Fàilte! (Welcome!)

Fàilte! (Welcome!)
This blog is the result of my ongoing research into the people, places and events that have shaped the Western Isles of Scotland and, in particular, the 'Siamese-twins' of Harris and Lewis.
My interest stems from the fact that my Grandfather was a Stornowegian and, until about four years ago, that was the sum total of my knowledge, both of him and of the land of his birth.
I cannot guarantee the accuracy of everything that I have written (not least because parts are, perhaps, pioneering) but I have done my best to check for any errors.
My family mainly lived along the shore of the Sound of Harris, from An-t-Ob and Srannda to Roghadal, but one family 'moved' to Direcleit in the Baighs...

©Copyright 2011 Peter Kerr All rights reserved

Thursday, 31 March 2011

Scalpaigh (Scalpay) Population Data 1841-1901

Here, with some comments, are the figures as found in the censuses:

5 households with 31 people – 6.2 people per hearth

In the 1840s the 338 people of Pabbay were Cleared, many to Scalpay.

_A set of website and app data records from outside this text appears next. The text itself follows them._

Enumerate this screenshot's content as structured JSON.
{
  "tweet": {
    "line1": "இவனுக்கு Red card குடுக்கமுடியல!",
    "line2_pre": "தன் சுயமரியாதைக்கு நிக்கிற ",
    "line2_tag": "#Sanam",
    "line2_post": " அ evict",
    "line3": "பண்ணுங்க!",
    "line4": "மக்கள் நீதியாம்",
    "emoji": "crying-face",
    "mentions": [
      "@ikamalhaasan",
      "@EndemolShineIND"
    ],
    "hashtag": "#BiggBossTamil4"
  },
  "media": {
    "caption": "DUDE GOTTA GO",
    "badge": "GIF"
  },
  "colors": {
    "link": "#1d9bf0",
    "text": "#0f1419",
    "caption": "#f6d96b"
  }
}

A figure of 20 families being sent there by Captain Sitwell , who was a Commissioner to the 7th Earl of Dunmore, indicates that this was the influx of 1846, just a year after the death of the 6th Earl and hence during the Dowager Countess's time as her son's Tutor. These 20 families had been preceded by an earlier group of 20 in 1842/3:

45 Households with 282 people – 6.3 people per hearth

In his Report of 1851, Sir John M'Neill used a figure of 5.2 people per household in his calculations so the average for Scalpaigh in that year, 6.2 people per hearth, is significantly larger.

1857 - Chart of East Loch Tarbert - compare Chart with map below of same area 20 years later

69 Households with 371 people – 5.4 people per hearth

82 households with 419 people – 5.1 people per hearth

1878 OS Map survey performed - 6-inch map

96 households with 532 people – 5.5 people per hearth

87 households with 484 people – 5.6 people per hearth

122 households with 582 people – 4.8 people per hearth

There is plenty more to be investigated here, such as occupational change during this period, but I think it is clear that, apart from the brief interlude of 1891, Scalpaigh's overcrowding grew steadily worse as the century progressed. The population had more than doubled within 50 years of 1851, a time when there had already been insufficient land to support its 45 families, so the circumstances in which those people found themselves at the dawn of the 20th Century must have been truly desperate.

Pabbay, the island where so many had originated, had once been known as 'the granary of Harris'. It's people were cleared to feed sheep and perhaps as many as a third of its human mouths sent to face potential starvation on Scalpaigh...


  1. Decrease in population in 1891 can be attributed to movement of five families to Maaruig, two families to Scaladale/BoghaGlas and two families to Scotisay.
    Angus Macsween

  2. Many thanks, Angus, greatly appreciated.